I Tweeted this, but I thought it was worth sharing (and I’m trying to blog more). From the New England Journal of Medicine (which I grabbed the RSS for years ago and am always excited to run across), a bit of a post-mortem on the medical response to the Boston Marathon bombings. The whole thing is interesting (and very different than most of the stories on the bombing you’ll read), but the most interesting tidbit to me was this:
Although most health care providers in the United States have never treated a bombing victim, lessons learned by military surgeons, emergency physicians, and nurses in Iraq and Afghanistan are progressively percolating through the trauma care community.
April 25, 2013 // This post is about: boston marathon bombing, Health, medicine, The New England Journal of Medicine
More fun Christmasy stuff, this time it’s from The Week and comes in the form of a doctor examining the true extent of the injuries to the burglars in Home Alone. I’m partial to his explanation of the effect of the burning-hot doorknob:
If this doorknob is glowing visibly red in the dark, it has been heated to about 751 degrees Fahrenheit, and Harry gives it a nice, strong, one- to two-second grip. By comparison, one second of contact with 155 degree water is enough to cause third degree burns. The temperature of that doorknob is not quite hot enough to cause Harry’s hand to burst into flames, but it is not that far off… Assuming Harry doesn’t lose the hand completely, he will almost certainly have other serious complications, including a high risk for infection and ‘contracture’ in which resulting scar tissue seriously limits the flexibility and movement of the hand, rendering it less than 100 percent useful.

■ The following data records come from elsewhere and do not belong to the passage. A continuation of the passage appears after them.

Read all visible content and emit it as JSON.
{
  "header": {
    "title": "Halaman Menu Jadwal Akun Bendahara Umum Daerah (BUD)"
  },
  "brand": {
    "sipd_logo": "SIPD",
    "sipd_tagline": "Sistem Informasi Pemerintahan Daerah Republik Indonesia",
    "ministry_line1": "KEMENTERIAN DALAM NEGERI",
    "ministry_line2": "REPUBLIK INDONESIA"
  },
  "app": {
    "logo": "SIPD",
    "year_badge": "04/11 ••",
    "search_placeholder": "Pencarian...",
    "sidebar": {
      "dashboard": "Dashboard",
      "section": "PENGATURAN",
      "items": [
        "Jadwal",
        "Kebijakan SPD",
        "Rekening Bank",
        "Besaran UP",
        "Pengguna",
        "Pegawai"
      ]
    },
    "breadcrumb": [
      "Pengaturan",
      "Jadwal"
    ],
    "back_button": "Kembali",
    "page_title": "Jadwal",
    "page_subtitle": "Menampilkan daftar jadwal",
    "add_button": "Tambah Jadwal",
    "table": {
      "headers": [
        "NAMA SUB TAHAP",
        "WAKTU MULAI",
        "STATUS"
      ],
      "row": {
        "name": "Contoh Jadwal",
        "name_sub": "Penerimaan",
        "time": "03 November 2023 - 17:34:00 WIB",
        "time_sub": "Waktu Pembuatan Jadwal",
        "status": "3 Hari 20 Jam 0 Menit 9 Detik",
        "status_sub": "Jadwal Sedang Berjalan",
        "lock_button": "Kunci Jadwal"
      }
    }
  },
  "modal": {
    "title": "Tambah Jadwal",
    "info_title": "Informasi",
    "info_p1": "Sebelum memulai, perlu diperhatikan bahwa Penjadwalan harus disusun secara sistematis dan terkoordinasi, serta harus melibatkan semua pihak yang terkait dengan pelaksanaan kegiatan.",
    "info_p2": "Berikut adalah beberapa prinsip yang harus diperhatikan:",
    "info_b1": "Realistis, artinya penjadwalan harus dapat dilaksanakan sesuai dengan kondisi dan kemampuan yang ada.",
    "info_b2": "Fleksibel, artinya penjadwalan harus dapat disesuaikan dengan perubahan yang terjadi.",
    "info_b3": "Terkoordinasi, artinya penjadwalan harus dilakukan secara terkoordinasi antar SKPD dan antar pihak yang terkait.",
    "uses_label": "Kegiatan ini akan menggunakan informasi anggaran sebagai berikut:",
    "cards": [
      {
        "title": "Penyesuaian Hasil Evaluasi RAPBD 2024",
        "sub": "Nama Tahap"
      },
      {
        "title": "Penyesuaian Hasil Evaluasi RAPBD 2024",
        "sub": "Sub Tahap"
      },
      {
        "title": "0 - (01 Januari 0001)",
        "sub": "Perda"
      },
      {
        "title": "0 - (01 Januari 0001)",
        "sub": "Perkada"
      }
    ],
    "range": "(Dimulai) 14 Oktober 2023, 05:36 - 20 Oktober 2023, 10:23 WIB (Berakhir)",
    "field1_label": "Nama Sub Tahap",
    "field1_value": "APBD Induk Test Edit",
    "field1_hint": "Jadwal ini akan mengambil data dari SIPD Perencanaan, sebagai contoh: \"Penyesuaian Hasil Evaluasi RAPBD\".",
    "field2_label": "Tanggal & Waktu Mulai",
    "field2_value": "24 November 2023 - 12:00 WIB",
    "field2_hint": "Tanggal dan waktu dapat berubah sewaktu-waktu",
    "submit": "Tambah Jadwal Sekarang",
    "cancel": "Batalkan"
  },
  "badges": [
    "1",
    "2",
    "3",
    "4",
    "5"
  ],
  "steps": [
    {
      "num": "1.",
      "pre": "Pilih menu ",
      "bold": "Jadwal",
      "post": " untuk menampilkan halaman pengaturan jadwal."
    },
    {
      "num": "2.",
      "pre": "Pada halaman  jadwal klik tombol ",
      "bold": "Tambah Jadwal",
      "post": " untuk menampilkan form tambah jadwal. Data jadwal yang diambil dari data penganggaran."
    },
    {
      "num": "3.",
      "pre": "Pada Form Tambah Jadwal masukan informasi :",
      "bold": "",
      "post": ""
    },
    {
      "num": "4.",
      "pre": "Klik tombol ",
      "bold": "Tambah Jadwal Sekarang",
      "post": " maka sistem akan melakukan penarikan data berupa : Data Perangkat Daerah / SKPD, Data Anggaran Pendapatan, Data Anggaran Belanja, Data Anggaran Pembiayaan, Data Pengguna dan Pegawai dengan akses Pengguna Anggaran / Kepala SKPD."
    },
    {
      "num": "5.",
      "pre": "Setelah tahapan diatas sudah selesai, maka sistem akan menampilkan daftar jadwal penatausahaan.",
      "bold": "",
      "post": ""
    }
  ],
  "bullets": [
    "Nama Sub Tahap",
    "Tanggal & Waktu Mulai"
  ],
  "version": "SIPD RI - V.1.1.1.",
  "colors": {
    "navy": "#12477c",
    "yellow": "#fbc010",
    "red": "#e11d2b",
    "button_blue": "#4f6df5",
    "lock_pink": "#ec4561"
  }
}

Kevin has moved from ‘defending his house’ into sheer malice, in my opinion.
December 24, 2012 // This post is about: Christmas, Health, Home Alone, MOVIES
The story of Fabrice Muamba from yesterday is hard to imagine. A professional football (the English kind) player had a heart attack during the game. The facts themselves are pretty crazy, but this article does a great job giving the broader context to what happened around the story:
Many said yesterday evening that football becomes irrelevant in such circumstances. This is partially true, but doesn’t tell the complete story of last night. When something such as this happens, the match that is taking place ceases to be of much importance, of course. The game, however, to the extent that “football” exists as an entity in and of itself, certainly doesn’t become irrelevant, and this much was demonstrated by the messages of support and concern that we saw last night. Football frequently seems to exist in a bubble, isolated and insulated from the outside world. When the full horror that real world can occasionally offer came calling last night, though, its humanity shone through. Considering what happened at White Hart Lane last night, it’s a tiny consolation. But a tiny consolation is better than no consolation at all.
March 18, 2012 // This post is about: culture, epl, Health, heart attack, soccer, sports
Australia is banning all “industry logos, brand imagery, colours and promotional text” on cigarette packaging. Each pack will feature “pictures of diseased body parts, sickly babies and dying people” instead. It’ll be interesting to see what happens to the landscape. Will people stop smoking fancy brands because you don’t get any of the brand ruboff when you pull out a pack? Will the cigarette companies just brand the cigarette itself way more?
[Via Nick Parish]
November 21, 2011 // This post is about: australia, branding, cigarettes, Health, marketing
Congress is fighting back on school lunch nutrition guidelines: “The bill also would allow tomato paste on pizzas to be counted as a vegetable, as it is now. USDA had wanted to only count a half-cup of tomato paste or more as a vegetable, and a serving of pizza has less than that.” To some extent I understand the worries about government dictating personal choice, but we’re talking about public schools. Is it any wonder that obesity is a problem if we’re teaching kids that pizza is a vegetable?
November 17, 2011 // This post is about: education, food, Health, nutrition, politics